### Activity
Print all of the data exactly, but drop the pictures.

===== Data provided =====

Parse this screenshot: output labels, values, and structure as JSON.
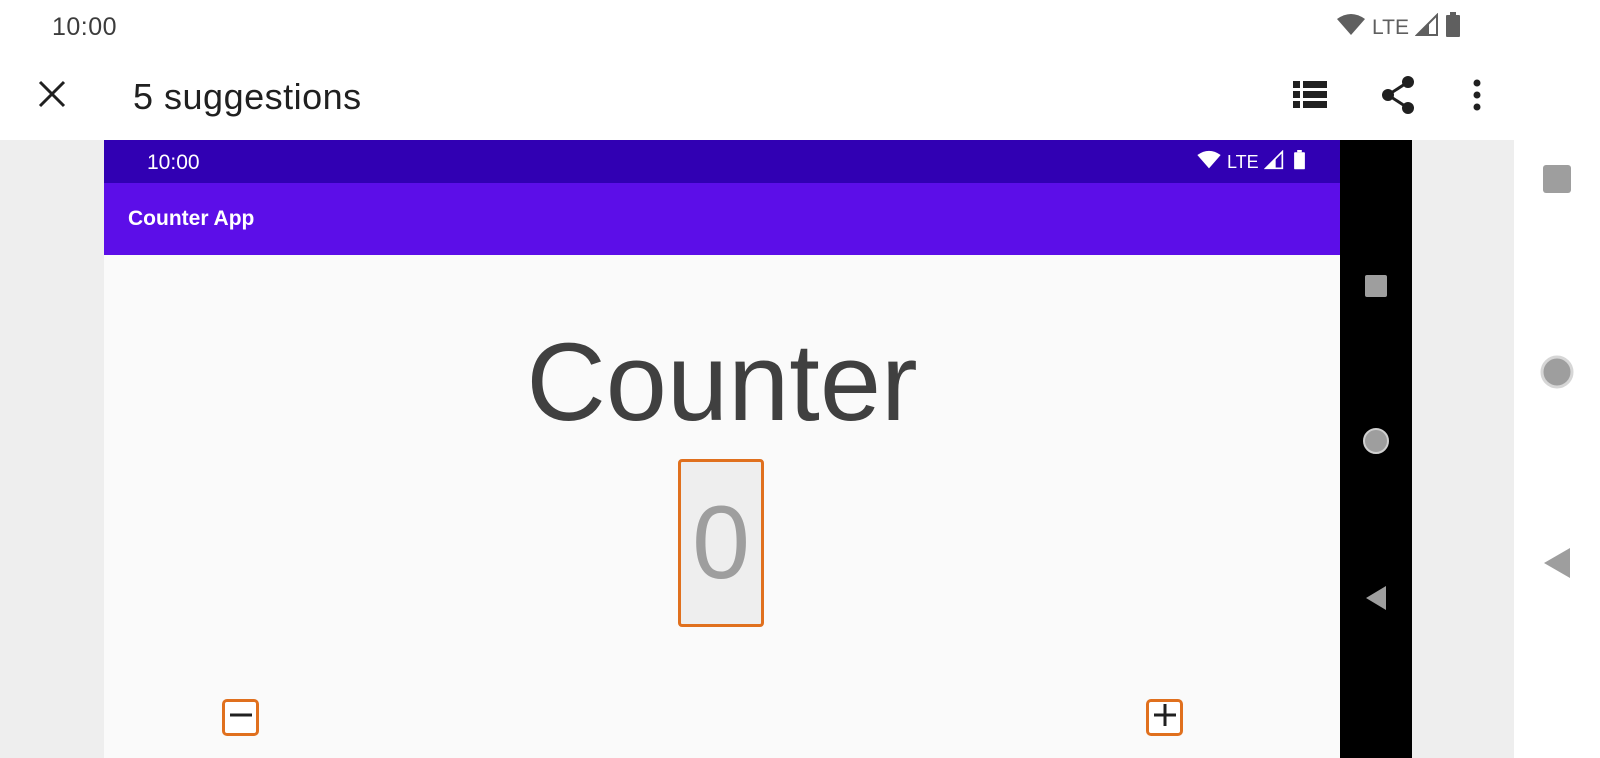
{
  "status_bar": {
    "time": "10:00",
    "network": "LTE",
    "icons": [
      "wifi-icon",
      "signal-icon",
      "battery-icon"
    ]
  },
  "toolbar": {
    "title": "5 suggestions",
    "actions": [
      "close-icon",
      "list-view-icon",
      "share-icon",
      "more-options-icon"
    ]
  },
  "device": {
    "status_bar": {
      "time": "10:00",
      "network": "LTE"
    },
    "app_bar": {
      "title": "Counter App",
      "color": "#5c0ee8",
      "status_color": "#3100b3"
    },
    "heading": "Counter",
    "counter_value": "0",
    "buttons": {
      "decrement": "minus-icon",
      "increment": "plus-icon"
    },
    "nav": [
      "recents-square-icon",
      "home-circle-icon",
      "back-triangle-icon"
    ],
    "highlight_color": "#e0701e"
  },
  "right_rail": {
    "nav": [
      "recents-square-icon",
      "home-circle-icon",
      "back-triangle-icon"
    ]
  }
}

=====

### Solution to the problem
Parse this screenshot: output labels, values, and structure as JSON.
{
  "status_bar": {
    "time": "10:00",
    "network": "LTE",
    "icons": [
      "wifi-icon",
      "signal-icon",
      "battery-icon"
    ]
  },
  "toolbar": {
    "title": "5 suggestions",
    "actions": [
      "close-icon",
      "list-view-icon",
      "share-icon",
      "more-options-icon"
    ]
  },
  "device": {
    "status_bar": {
      "time": "10:00",
      "network": "LTE"
    },
    "app_bar": {
      "title": "Counter App",
      "color": "#5c0ee8",
      "status_color": "#3100b3"
    },
    "heading": "Counter",
    "counter_value": "0",
    "buttons": {
      "decrement": "minus-icon",
      "increment": "plus-icon"
    },
    "nav": [
      "recents-square-icon",
      "home-circle-icon",
      "back-triangle-icon"
    ],
    "highlight_color": "#e0701e"
  },
  "right_rail": {
    "nav": [
      "recents-square-icon",
      "home-circle-icon",
      "back-triangle-icon"
    ]
  }
}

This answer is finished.